EXTRACTED MATERIAL:

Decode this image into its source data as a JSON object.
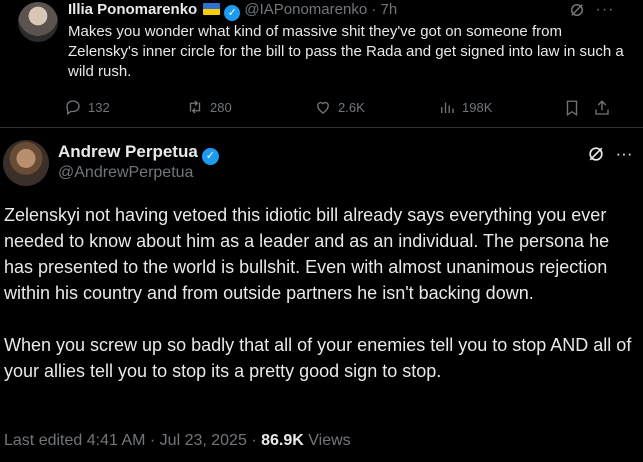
{
  "top_tweet": {
    "author_name": "Illia Ponomarenko",
    "handle": "@IAPonomarenko",
    "separator": "·",
    "time": "7h",
    "text": "Makes you wonder what kind of massive shit they've got on someone from Zelensky's inner circle for the bill to pass the Rada and get signed into law in such a wild rush.",
    "replies": "132",
    "reposts": "280",
    "likes": "2.6K",
    "views": "198K"
  },
  "main_tweet": {
    "author_name": "Andrew Perpetua",
    "handle": "@AndrewPerpetua",
    "paragraph1": "Zelenskyi not having vetoed this idiotic bill already says everything you ever needed to know about him as a leader and as an individual. The persona he has presented to the world is bullshit. Even with almost unanimous rejection within his country and from outside partners he isn't backing down.",
    "paragraph2": "When you screw up so badly that all of your enemies tell you to stop AND all of your allies tell you to stop its a pretty good sign to stop.",
    "edited_label": "Last edited",
    "time": "4:41 AM",
    "dot": "·",
    "date": "Jul 23, 2025",
    "views_count": "86.9K",
    "views_label": "Views"
  },
  "colors": {
    "background": "#000000",
    "text": "#e7e9ea",
    "muted": "#71767b",
    "verified": "#1d9bf0"
  },
  "icons": [
    "grok-icon",
    "more-icon",
    "reply-icon",
    "repost-icon",
    "like-icon",
    "views-icon",
    "bookmark-icon",
    "share-icon",
    "verified-icon",
    "ukraine-flag-icon"
  ]
}
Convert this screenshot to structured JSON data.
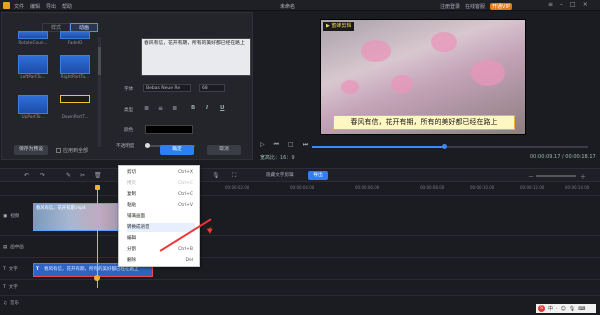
{
  "app": {
    "menu": [
      "文件",
      "编辑",
      "导出",
      "帮助"
    ],
    "window_title": "未命名",
    "top_right": [
      "注册登录",
      "在线客服",
      "开通VIP"
    ],
    "vip_color": "#e07b1c",
    "accent": "#2f7ef2"
  },
  "panel": {
    "tabs": [
      "样式",
      "动画"
    ],
    "thumbs": [
      {
        "label": "RotateCoun..."
      },
      {
        "label": "FadeIO"
      },
      {
        "label": "LeftPartTu..."
      },
      {
        "label": "RightPartTu..."
      },
      {
        "label": "UpPartTo..."
      },
      {
        "label": "DownPartT..."
      }
    ],
    "text": "春风有信，花开有期，所有的美好都已经在路上",
    "font_label": "字体",
    "font_value": "Bebas Neue Re",
    "font_size": "68",
    "type_label": "类型",
    "format_buttons": [
      "B",
      "I",
      "U"
    ],
    "color_label": "颜色",
    "opacity_label": "不透明度",
    "save_preset": "保存为预设",
    "apply_all": "应用到全部",
    "ok": "确定",
    "cancel": "取消"
  },
  "preview": {
    "banner": "▶ 蜜蜂剪辑",
    "subtitle": "春风有信，花开有期，所有的美好都已经在路上",
    "ratio_label": "宽高比：16：9",
    "time": "00:00:09.17 / 00:00:18.17",
    "progress": 0.47
  },
  "toolbar": {
    "split_label": "隐藏文字剪辑",
    "export": "导出"
  },
  "ruler": [
    "00:00:00.00",
    "00:00:02.00",
    "00:00:04.00",
    "00:00:06.00",
    "00:00:08.00",
    "00:00:10.00",
    "00:00:12.00",
    "00:00:14.00"
  ],
  "tracks": [
    {
      "label": "视频"
    },
    {
      "label": "画中画"
    },
    {
      "label": "文字"
    },
    {
      "label": "文字"
    },
    {
      "label": "音乐"
    }
  ],
  "clips": {
    "video_label": "春风有信，花开有期.mp4",
    "text_label": "春风有信，花开有期，所有的美好都已经在路上"
  },
  "context_menu": [
    {
      "label": "剪切",
      "key": "Ctrl+X",
      "disabled": false
    },
    {
      "label": "拷贝",
      "key": "Ctrl+C",
      "disabled": true
    },
    {
      "label": "复制",
      "key": "Ctrl+C",
      "disabled": false
    },
    {
      "label": "粘贴",
      "key": "Ctrl+V",
      "disabled": false
    },
    {
      "label": "铺满画面",
      "key": "",
      "disabled": false
    },
    {
      "label": "转换成语音",
      "key": "",
      "disabled": false,
      "highlight": true
    },
    {
      "label": "编辑",
      "key": "",
      "disabled": false
    },
    {
      "label": "分割",
      "key": "Ctrl+B",
      "disabled": false
    },
    {
      "label": "删除",
      "key": "Del",
      "disabled": false
    }
  ]
}
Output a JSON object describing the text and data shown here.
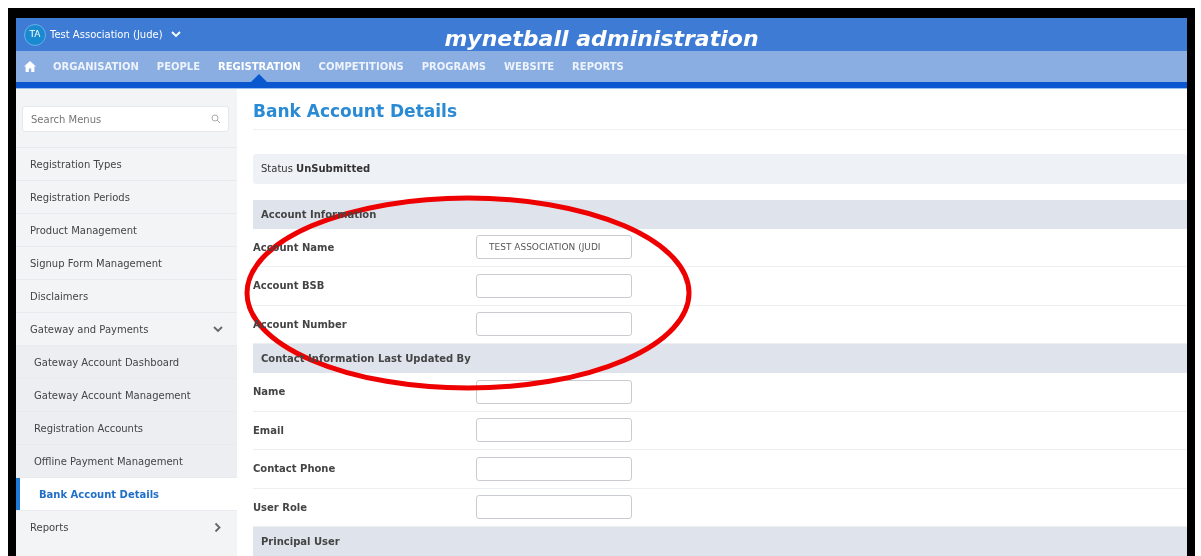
{
  "header": {
    "org_initials": "TA",
    "org_name": "Test Association (Jude)",
    "app_title": "mynetball administration"
  },
  "nav": [
    {
      "label": "ORGANISATION",
      "selected": false
    },
    {
      "label": "PEOPLE",
      "selected": false
    },
    {
      "label": "REGISTRATION",
      "selected": true
    },
    {
      "label": "COMPETITIONS",
      "selected": false
    },
    {
      "label": "PROGRAMS",
      "selected": false
    },
    {
      "label": "WEBSITE",
      "selected": false
    },
    {
      "label": "REPORTS",
      "selected": false
    }
  ],
  "sidebar": {
    "search": {
      "placeholder": "Search Menus"
    },
    "items": [
      {
        "label": "Registration Types",
        "selected": false
      },
      {
        "label": "Registration Periods",
        "selected": false
      },
      {
        "label": "Product Management",
        "selected": false
      },
      {
        "label": "Signup Form Management",
        "selected": false
      },
      {
        "label": "Disclaimers",
        "selected": false
      },
      {
        "label": "Gateway and Payments",
        "selected": false,
        "expanded": true,
        "children": [
          {
            "label": "Gateway Account Dashboard",
            "selected": false
          },
          {
            "label": "Gateway Account Management",
            "selected": false
          },
          {
            "label": "Registration Accounts",
            "selected": false
          },
          {
            "label": "Offline Payment Management",
            "selected": false
          },
          {
            "label": "Bank Account Details",
            "selected": true
          }
        ]
      },
      {
        "label": "Reports",
        "selected": false,
        "expanded": false
      }
    ]
  },
  "page": {
    "title": "Bank Account Details",
    "status": "Status **UnSubmitted**",
    "sections": [
      {
        "title": "Account Information",
        "fields": [
          {
            "label": "Account Name",
            "value": "TEST ASSOCIATION (JUDI"
          },
          {
            "label": "Account BSB"
          },
          {
            "label": "Account Number"
          }
        ]
      },
      {
        "title": "Contact Information Last Updated By",
        "fields": [
          {
            "label": "Name"
          },
          {
            "label": "Email"
          },
          {
            "label": "Contact Phone"
          },
          {
            "label": "User Role"
          }
        ]
      },
      {
        "title": "Principal User"
      }
    ]
  },
  "annotation": {
    "kind": "ellipse"
  }
}
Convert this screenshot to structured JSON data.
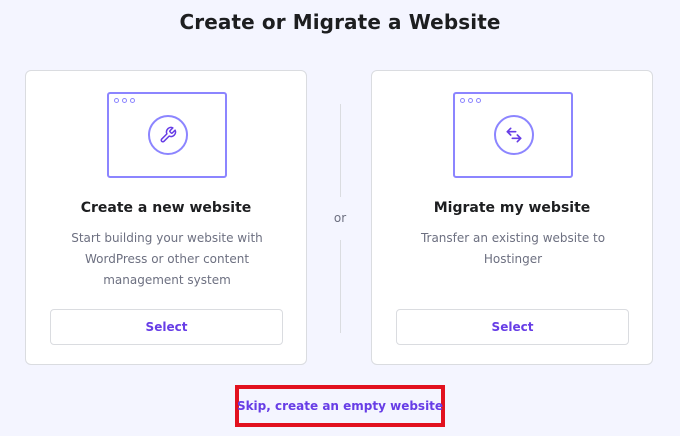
{
  "page": {
    "title": "Create or Migrate a Website",
    "divider_label": "or",
    "skip_link": "Skip, create an empty website"
  },
  "cards": [
    {
      "title": "Create a new website",
      "description": "Start building your website with WordPress or other content management system",
      "button": "Select",
      "icon": "wrench-icon"
    },
    {
      "title": "Migrate my website",
      "description": "Transfer an existing website to Hostinger",
      "button": "Select",
      "icon": "transfer-arrows-icon"
    }
  ],
  "colors": {
    "background": "#f4f5ff",
    "accent": "#673de6",
    "illustration": "#8c85ff",
    "highlight_box": "#e2111f",
    "text_primary": "#1d1e20",
    "text_secondary": "#6d7081"
  }
}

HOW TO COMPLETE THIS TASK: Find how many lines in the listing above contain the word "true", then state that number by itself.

YOUR SOLUTION: 5